> [Aim of the exercise]: Scan the entries for lines with the word "JSON" and copy those lines.

> [Records provided]:
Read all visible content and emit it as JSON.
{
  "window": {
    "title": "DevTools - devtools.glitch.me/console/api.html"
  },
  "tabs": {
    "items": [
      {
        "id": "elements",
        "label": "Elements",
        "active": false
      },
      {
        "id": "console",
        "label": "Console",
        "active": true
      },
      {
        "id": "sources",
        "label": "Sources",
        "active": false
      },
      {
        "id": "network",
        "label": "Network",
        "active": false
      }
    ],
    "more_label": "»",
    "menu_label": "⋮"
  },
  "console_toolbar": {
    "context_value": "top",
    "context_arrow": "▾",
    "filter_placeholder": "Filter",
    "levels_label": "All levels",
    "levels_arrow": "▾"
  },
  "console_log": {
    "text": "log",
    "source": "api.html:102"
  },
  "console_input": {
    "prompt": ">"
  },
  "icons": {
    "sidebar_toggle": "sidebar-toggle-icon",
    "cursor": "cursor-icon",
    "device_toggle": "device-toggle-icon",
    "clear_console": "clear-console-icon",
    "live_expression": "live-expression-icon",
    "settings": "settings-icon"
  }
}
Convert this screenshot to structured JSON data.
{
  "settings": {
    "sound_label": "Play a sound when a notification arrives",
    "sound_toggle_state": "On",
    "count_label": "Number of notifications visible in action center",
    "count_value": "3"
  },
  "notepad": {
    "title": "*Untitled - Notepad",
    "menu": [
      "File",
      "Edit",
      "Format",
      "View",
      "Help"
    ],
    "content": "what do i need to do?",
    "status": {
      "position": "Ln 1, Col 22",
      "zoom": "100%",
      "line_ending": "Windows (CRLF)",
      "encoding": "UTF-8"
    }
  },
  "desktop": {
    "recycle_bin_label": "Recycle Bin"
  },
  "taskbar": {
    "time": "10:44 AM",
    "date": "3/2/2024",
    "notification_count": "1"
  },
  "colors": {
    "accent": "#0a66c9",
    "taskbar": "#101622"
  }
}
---
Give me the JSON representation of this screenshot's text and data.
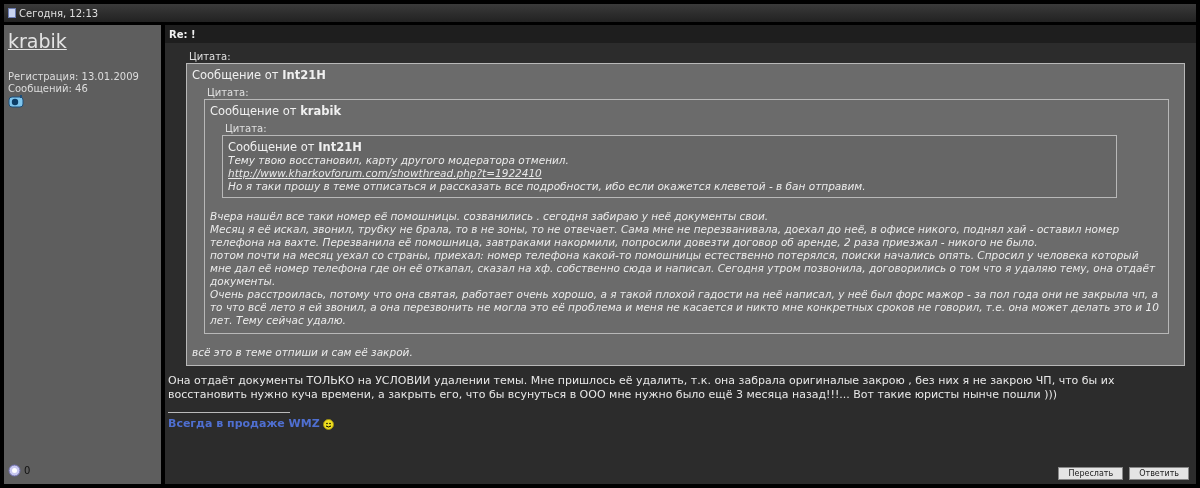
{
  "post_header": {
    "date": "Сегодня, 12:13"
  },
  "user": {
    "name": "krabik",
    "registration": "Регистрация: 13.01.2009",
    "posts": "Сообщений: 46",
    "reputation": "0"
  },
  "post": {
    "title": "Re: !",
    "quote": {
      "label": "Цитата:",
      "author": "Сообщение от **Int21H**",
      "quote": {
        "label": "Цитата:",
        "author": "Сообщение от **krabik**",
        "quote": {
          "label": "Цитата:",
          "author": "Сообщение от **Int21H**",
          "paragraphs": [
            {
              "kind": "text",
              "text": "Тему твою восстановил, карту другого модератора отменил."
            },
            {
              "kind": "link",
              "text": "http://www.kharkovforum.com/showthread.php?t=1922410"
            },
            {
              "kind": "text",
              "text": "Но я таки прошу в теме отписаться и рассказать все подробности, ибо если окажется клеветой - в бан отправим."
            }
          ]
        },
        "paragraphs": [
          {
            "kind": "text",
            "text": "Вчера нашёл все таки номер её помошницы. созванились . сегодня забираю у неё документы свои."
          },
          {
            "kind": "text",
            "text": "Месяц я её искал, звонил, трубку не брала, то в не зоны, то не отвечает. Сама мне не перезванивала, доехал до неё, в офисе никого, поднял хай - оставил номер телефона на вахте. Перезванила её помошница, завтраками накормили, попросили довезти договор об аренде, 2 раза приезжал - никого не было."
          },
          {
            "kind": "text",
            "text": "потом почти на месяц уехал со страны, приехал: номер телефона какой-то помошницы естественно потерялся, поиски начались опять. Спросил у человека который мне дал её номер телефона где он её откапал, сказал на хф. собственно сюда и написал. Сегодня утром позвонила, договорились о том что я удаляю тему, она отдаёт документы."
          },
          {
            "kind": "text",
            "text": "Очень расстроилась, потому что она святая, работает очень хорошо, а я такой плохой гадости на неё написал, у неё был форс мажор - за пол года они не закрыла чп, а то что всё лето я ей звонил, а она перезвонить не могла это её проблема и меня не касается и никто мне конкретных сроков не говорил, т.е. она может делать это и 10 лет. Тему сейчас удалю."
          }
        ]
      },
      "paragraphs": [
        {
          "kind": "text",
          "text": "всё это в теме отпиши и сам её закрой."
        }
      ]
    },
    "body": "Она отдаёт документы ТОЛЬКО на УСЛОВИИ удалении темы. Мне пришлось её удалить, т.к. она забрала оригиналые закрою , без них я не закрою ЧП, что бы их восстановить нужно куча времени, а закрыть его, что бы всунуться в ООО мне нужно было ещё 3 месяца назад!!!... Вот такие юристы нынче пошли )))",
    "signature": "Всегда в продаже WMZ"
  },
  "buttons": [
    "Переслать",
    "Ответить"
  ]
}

> [Solution to the exercise]:
Read all visible content and emit it as JSON.
Convert this screenshot to structured JSON data.
Give me the JSON representation of this screenshot's text and data.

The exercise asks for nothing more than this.